=== GIVEN INFORMATION ===
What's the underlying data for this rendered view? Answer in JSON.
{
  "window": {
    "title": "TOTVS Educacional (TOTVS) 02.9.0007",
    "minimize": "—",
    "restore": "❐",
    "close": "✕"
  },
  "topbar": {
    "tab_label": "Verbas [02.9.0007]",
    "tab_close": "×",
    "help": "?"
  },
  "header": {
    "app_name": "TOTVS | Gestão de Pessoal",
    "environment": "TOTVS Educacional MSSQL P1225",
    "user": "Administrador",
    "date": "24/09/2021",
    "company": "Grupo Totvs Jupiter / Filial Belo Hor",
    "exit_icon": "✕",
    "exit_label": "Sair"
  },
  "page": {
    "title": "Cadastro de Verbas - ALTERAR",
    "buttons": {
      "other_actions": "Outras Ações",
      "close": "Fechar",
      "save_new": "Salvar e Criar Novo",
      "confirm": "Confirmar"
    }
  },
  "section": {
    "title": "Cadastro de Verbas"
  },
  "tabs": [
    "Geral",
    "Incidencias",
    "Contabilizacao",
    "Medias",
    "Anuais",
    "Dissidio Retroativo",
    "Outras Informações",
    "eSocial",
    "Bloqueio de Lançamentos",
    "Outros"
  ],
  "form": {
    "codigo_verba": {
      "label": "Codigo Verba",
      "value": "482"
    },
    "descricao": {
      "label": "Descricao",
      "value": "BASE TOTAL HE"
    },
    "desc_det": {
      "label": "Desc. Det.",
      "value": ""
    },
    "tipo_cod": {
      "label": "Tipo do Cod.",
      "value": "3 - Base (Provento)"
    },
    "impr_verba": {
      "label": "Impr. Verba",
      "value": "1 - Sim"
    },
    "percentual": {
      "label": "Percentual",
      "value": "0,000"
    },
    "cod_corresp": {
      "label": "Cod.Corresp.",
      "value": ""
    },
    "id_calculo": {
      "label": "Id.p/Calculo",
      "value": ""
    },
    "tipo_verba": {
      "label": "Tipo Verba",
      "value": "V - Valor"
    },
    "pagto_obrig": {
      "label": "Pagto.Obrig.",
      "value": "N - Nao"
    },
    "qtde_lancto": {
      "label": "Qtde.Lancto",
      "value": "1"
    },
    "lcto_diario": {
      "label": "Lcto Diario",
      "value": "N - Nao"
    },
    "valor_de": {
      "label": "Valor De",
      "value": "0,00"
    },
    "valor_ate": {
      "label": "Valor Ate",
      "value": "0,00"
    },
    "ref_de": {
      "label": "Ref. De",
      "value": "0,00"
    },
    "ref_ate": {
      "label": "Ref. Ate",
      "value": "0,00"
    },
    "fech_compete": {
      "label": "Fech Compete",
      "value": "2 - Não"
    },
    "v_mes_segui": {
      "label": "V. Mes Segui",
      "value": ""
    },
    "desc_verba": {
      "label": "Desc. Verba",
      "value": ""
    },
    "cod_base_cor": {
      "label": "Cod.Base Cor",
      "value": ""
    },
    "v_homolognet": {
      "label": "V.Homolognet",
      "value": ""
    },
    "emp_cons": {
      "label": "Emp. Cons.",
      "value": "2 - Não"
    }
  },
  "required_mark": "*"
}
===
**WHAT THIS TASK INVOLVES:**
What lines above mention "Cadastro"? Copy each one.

**RESULT OF THIS EXERCISE:**
    "title": "Cadastro de Verbas - ALTERAR",
    "title": "Cadastro de Verbas"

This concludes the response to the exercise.